HCIL Logo  Human-Computer Interaction Lab / University of Maryland
 about hcil 

Hierarchical Clustering Explorer 2.0

About This Project | HCE 3.0 (HCE2W) | HCE 2.0 | HCE 1.0 | Download | User Manual


Multidimensional data sets are common in many research areas, including microarray experiment data sets. Genome researchers are using cluster analysis to find meaningful groups in microarray data. However, the high dimensionality of the data sets hinders users from finding interesting patterns, clusters, and outliers. Determining the biological significance of such features remains problematic due to the difficulties of integrating biological knowledge. In addition, it is not efficient to perform a cluster analysis over the whole data set in cases where researchers know the approximate temporal pattern of the gene expression that they are seeking. To address these problems, we developed the Hierarchical Clustering Explorer 2.0 by adding three new features to HCE:

If you have any comment or question, send an email to Jinwook Seo (jinwook@cs.umd.edu).

Current version of HCE is downloadable from this page. [download]

Scatterplot Ordering

The large number of possible scatterplots for a high dimensional data set can present a problem, so users need efficient mechanisms to investigate the possible scatterplots. HCE 2.0 provides users with five meaningful criteria to order 2D projections. The first three criteria are useful to reveal statistical relationships between two experimental conditions (or samples), and the next two are useful to find projections of interesting distributions:

Data displayed is from a cDNA microarray experiment data set (31 melanoma + 7 controls) by Bittner

Gene Ontology Browser

HCE2.0 combines GO annotation data with clustering results of microarray experiment data sets to present the biological significance of the results in a unified and structured manner.  Since most microarray experiment stations don't produce GO annotation in the output by default, scripts or relational database queries are necessary to add GO annotations to the microarray experiment data.  We join biological databases to get gene ontology identifiers of genes.  For example, we used UniGene and LocusLink to add GO annotation to the melanoma microarray data set (Bittner et al., 2000).  Genes can be compared in terms of up-to-date GO annotations available at the Gene Ontology consortium website.

Data displayed is from a cDNA microarray experiment data set (31 melanoma + 7 controls) by Bittner et al., 2000.

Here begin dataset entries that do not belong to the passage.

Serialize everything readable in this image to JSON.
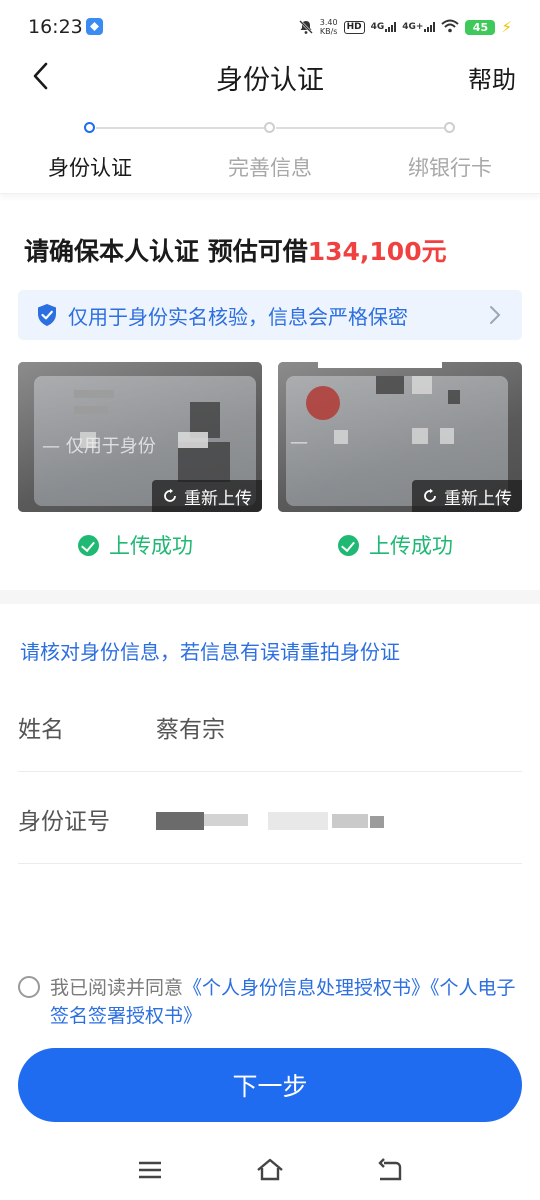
{
  "status_bar": {
    "time": "16:23",
    "net_speed_value": "3.40",
    "net_speed_unit": "KB/s",
    "hd_label": "HD",
    "sig1_label": "4G",
    "sig2_label": "4G+",
    "battery": "45"
  },
  "header": {
    "title": "身份认证",
    "help": "帮助"
  },
  "steps": [
    {
      "label": "身份认证",
      "active": true
    },
    {
      "label": "完善信息",
      "active": false
    },
    {
      "label": "绑银行卡",
      "active": false
    }
  ],
  "headline": {
    "prefix": "请确保本人认证 预估可借",
    "amount": "134,100元"
  },
  "notice": {
    "text": "仅用于身份实名核验，信息会严格保密"
  },
  "id_cards": [
    {
      "watermark": "— 仅用于身份",
      "reupload": "重新上传",
      "status": "上传成功"
    },
    {
      "watermark": "—",
      "reupload": "重新上传",
      "status": "上传成功"
    }
  ],
  "verify_hint": "请核对身份信息，若信息有误请重拍身份证",
  "fields": [
    {
      "label": "姓名",
      "value": "蔡有宗"
    },
    {
      "label": "身份证号",
      "value": ""
    }
  ],
  "agreement": {
    "prefix": "我已阅读并同意",
    "link1": "《个人身份信息处理授权书》",
    "link2": "《个人电子签名签署授权书》"
  },
  "next_button": "下一步",
  "colors": {
    "primary": "#1f6cf0",
    "amount": "#f04140",
    "success": "#1fb974",
    "notice_bg": "#eef4fd"
  }
}
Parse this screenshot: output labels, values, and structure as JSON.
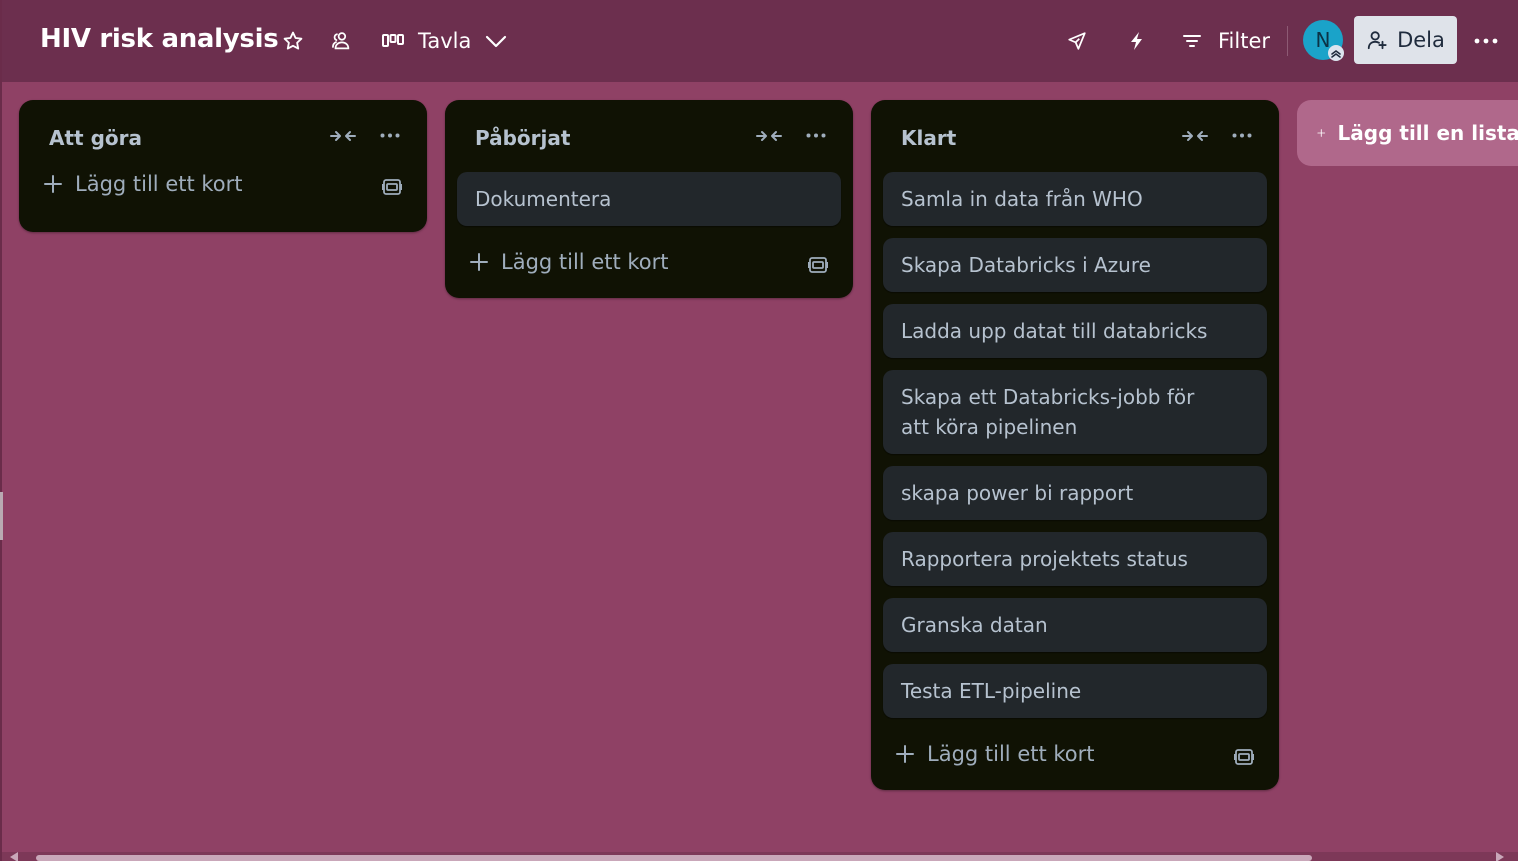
{
  "header": {
    "board_title": "HIV risk analysis",
    "view_label": "Tavla",
    "filter_label": "Filter",
    "avatar_initial": "N",
    "share_label": "Dela",
    "icons": {
      "star": "star-icon",
      "visibility": "team-visibility-icon",
      "view": "board-view-icon",
      "view_dropdown": "chevron-down-icon",
      "power_ups": "rocket-icon",
      "automation": "lightning-icon",
      "filter": "filter-icon",
      "share": "add-person-icon",
      "more": "ellipsis-icon"
    }
  },
  "colors": {
    "board_background": "#8f4165",
    "header_background": "#6c2f4e",
    "list_background": "#101204",
    "card_background": "#22272b",
    "text": "#b6c2cf",
    "avatar": "#1aa3c9",
    "share_button": "#dfe3ea",
    "add_list_background": "#b0688b"
  },
  "lists": [
    {
      "title": "Att göra",
      "cards": [],
      "add_card_label": "Lägg till ett kort"
    },
    {
      "title": "Påbörjat",
      "cards": [
        "Dokumentera"
      ],
      "add_card_label": "Lägg till ett kort"
    },
    {
      "title": "Klart",
      "cards": [
        "Samla in data från WHO",
        "Skapa Databricks i Azure",
        "Ladda upp datat till databricks",
        "Skapa ett Databricks-jobb för att köra pipelinen",
        "skapa power bi rapport",
        "Rapportera projektets status",
        "Granska datan",
        "Testa ETL-pipeline"
      ],
      "add_card_label": "Lägg till ett kort"
    }
  ],
  "add_list_label": "Lägg till en lista till"
}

Profile Search

Many microarray experiments measure gene expression over time. Researchers would like to group genes with similar expression profiles or find interesting time-varying patterns in the data set. Often times, they roughly know the time varying patterns that they want to find. For example, they might be interested in the genes that are up-regulated in a certain time and down-regulated in remaining periods. In such cases, researchers might benefit from a query environment where they can easily specify queries, instantly see the result of the queries, and easily modify their queries.

HCE 2.0 provides the Profile Search that allows for rapid creation and modification of desired profiles. Key design concepts are

The data set shown is a temporal gene expression profile on the mouse muscle regeneration (Zhao et al., 2002).


HCE is a standalone Windows® application running on a general PC environment. It is freely downloadable for academic and/or research purposes. Commercial licenses can be negotiated with the UM Office of Technology Commercialization (Gayatri Varma, gayatri@umd.edu).

Register and Download HCE version 2.0 beta now!

User's Guide for HCE version 2.0 beta

Check whether there is a newer version (go to the Download section at the main project page).

System requirements
Intel® Pentium® processor
Microsoft® Windows 2000®, Windows XP

Last updated 11/19/2004

Web Accessibility